A “granny pod” refers to a prefabricated housing structure, also known as an accessory dwelling unit (ADU). It can be trucked in and temporarily placed in the back yard of your home. It provides housing, monitoring and care for an older adult family member or someone who’s disabled. Some also use the term granny pod more generally to refer to a home addition that is added to provide housing for a grandparent or older adult relative.
A Small, Supportive Cottage
Manufacturers of granny pods offer different size models that look like small cottages. There may be an option to buy or lease the structure and sell or return it at a reduced cost. Utilities typically hook up to the family home. You can even landscape around your granny pod with bushes and flowers to make it look even more residential.
Cottages are often three to four-room apartments with one or two bedrooms that can accommodate a caregiver. There is usually a small kitchen, washer/dryer, bathroom, bedroom and sitting area. Some models offer a home-like environment but are equipped like a hospital room. They may offer remote monitoring, alert and intercom systems and other medical supports and equipment. Certain features may be standard and others come as upgrades according to your needs
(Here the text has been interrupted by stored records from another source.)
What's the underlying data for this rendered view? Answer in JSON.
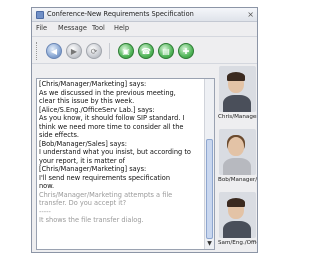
{
  "window": {
    "title": "Conference-New Requirements Specification",
    "close_glyph": "×"
  },
  "menu": [
    "File",
    "Message",
    "Tool",
    "Help"
  ],
  "toolbar": {
    "buttons": [
      {
        "icon": "back-icon",
        "glyph": "◀",
        "color": "#8aa8d4"
      },
      {
        "icon": "forward-icon",
        "glyph": "▶",
        "color": "#c9ccd2"
      },
      {
        "icon": "refresh-icon",
        "glyph": "⟳",
        "color": "#c9ccd2"
      },
      {
        "icon": "video-call-icon",
        "glyph": "▣",
        "color": "#52b65a"
      },
      {
        "icon": "voice-call-icon",
        "glyph": "☎",
        "color": "#52b65a"
      },
      {
        "icon": "conference-icon",
        "glyph": "▤",
        "color": "#52b65a"
      },
      {
        "icon": "add-participant-icon",
        "glyph": "✚",
        "color": "#52b65a"
      }
    ]
  },
  "chat": {
    "lines": [
      "[Chris/Manager/Marketing] says:",
      "As we discussed in the previous meeting,",
      "clear this issue by this week.",
      "[Alice/S.Eng./OfficeServ Lab.] says:",
      "As you know, it should follow SIP standard. I",
      "think we need more time to consider all the",
      "side effects.",
      "[Bob/Manager/Sales] says:",
      "I understand what you insist, but according to",
      "your report, it is matter of",
      "[Chris/Manager/Marketing] says:",
      "I'll send new requirements specification",
      "now."
    ],
    "system_lines": [
      "Chris/Manager/Marketing attempts a file",
      "transfer. Do you accept it?",
      "-----",
      "It shows the file transfer dialog."
    ]
  },
  "participants": [
    {
      "name": "Chris/Manager/...",
      "avatar": "male"
    },
    {
      "name": "Bob/Manager/S...",
      "avatar": "female"
    },
    {
      "name": "Sam/Eng./Offic...",
      "avatar": "male"
    }
  ],
  "colors": {
    "window_bg": "#eeeef0",
    "accent": "#8aa8d4",
    "call_green": "#52b65a"
  }
}
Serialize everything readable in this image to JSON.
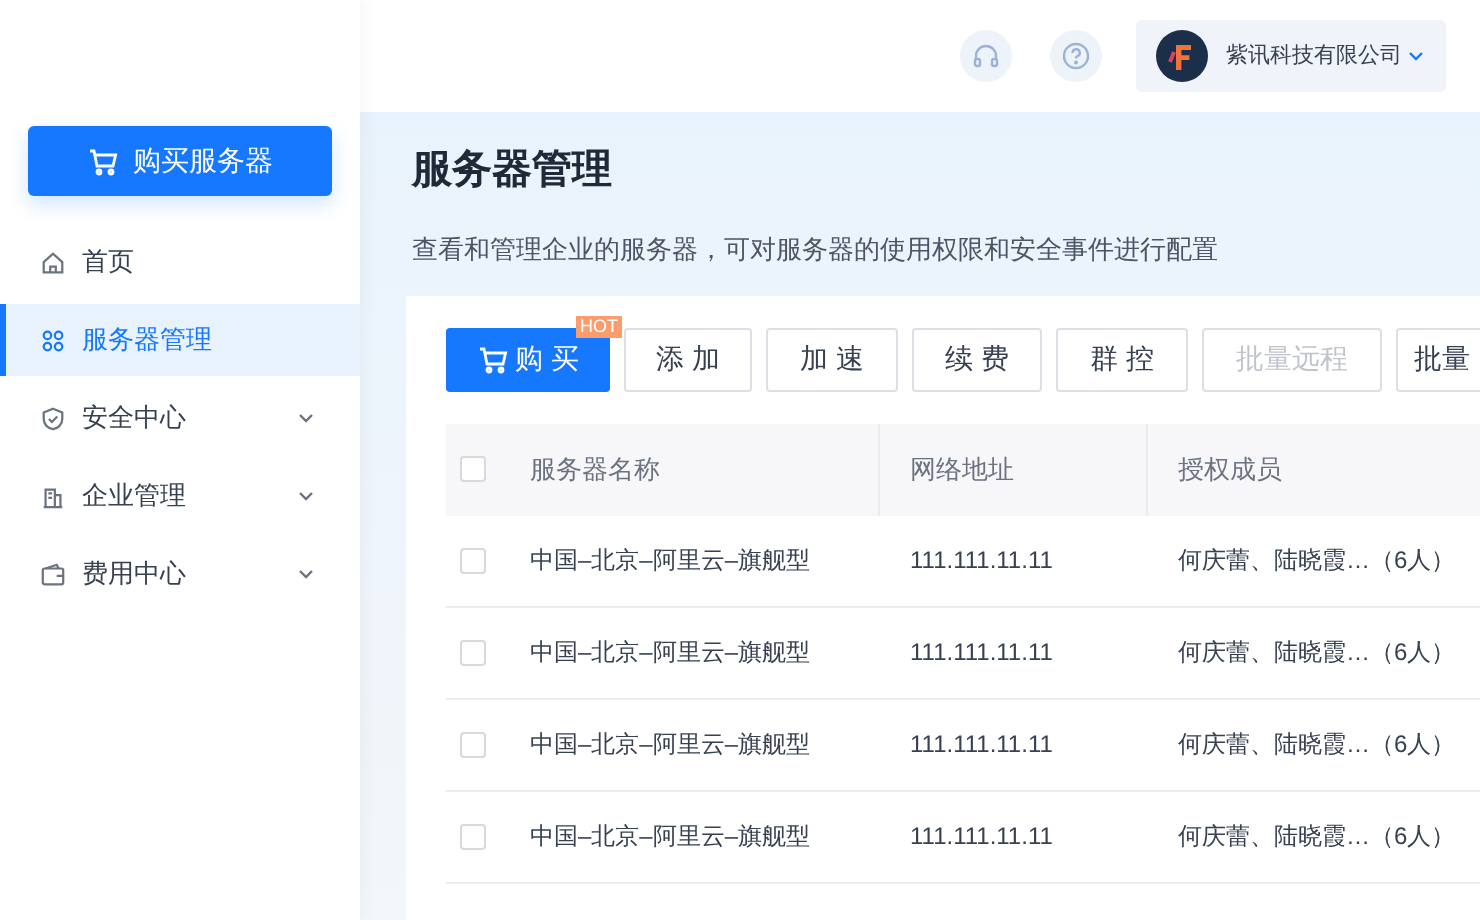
{
  "header": {
    "company": {
      "name": "紫讯科技有限公司"
    }
  },
  "sidebar": {
    "buy_button": {
      "label": "购买服务器"
    },
    "items": [
      {
        "label": "首页",
        "selected": false,
        "expandable": false,
        "kind": "home"
      },
      {
        "label": "服务器管理",
        "selected": true,
        "expandable": false,
        "kind": "grid"
      },
      {
        "label": "安全中心",
        "selected": false,
        "expandable": true,
        "kind": "shield"
      },
      {
        "label": "企业管理",
        "selected": false,
        "expandable": true,
        "kind": "building"
      },
      {
        "label": "费用中心",
        "selected": false,
        "expandable": true,
        "kind": "wallet"
      }
    ]
  },
  "page": {
    "title": "服务器管理",
    "description": "查看和管理企业的服务器，可对服务器的使用权限和安全事件进行配置"
  },
  "toolbar": {
    "buttons": [
      {
        "label": "购 买",
        "kind": "primary",
        "badge": "HOT",
        "disabled": false
      },
      {
        "label": "添 加",
        "kind": "default",
        "disabled": false
      },
      {
        "label": "加 速",
        "kind": "default",
        "disabled": false
      },
      {
        "label": "续 费",
        "kind": "default",
        "disabled": false
      },
      {
        "label": "群 控",
        "kind": "default",
        "disabled": false
      },
      {
        "label": "批量远程",
        "kind": "default",
        "disabled": true
      },
      {
        "label": "批量",
        "kind": "default",
        "disabled": false
      }
    ]
  },
  "table": {
    "header_checked": false,
    "columns": [
      "服务器名称",
      "网络地址",
      "授权成员"
    ],
    "rows": [
      {
        "checked": false,
        "cells": [
          "中国–北京–阿里云–旗舰型",
          "111.111.11.11",
          "何庆蕾、陆晓霞…（6人）"
        ]
      },
      {
        "checked": false,
        "cells": [
          "中国–北京–阿里云–旗舰型",
          "111.111.11.11",
          "何庆蕾、陆晓霞…（6人）"
        ]
      },
      {
        "checked": false,
        "cells": [
          "中国–北京–阿里云–旗舰型",
          "111.111.11.11",
          "何庆蕾、陆晓霞…（6人）"
        ]
      },
      {
        "checked": false,
        "cells": [
          "中国–北京–阿里云–旗舰型",
          "111.111.11.11",
          "何庆蕾、陆晓霞…（6人）"
        ]
      }
    ]
  }
}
With safety in mind, manufacturers usually design in safety rails, grab bars, pull cords, and hallways and doorways that are wheelchair accessible.
Is a granny pod right for your family? If you have an elderly parent or relative who needs some level of care, a “granny pod” is an option that may be perfect for your family. A granny pod allows your family member to live steps away in a private residence where you can easily visit and provide care.
According to the 2016 Genworth Cost of Care Survey, the national average monthly cost for assisted living is $3,628. Skilled care is $7,698 a month for a private room, but meals and care are also included in those amounts. So a granny pod may be more cost-effective over time for housing. But if you need the help of an outside caregiver, you will need to figure in that amount, along with food and increased utility bills. A granny pod may still be less expensive, and an environment that you prefer, but you have to do the numbers.
Check with your local zoning department. Some communities may have restrictions about second residences on single family lots while others specifically permit “temporary family health-care structures.” Find out if you can keep your granny pod and re-purpose it later as an office, art studio, rental or guest cottage.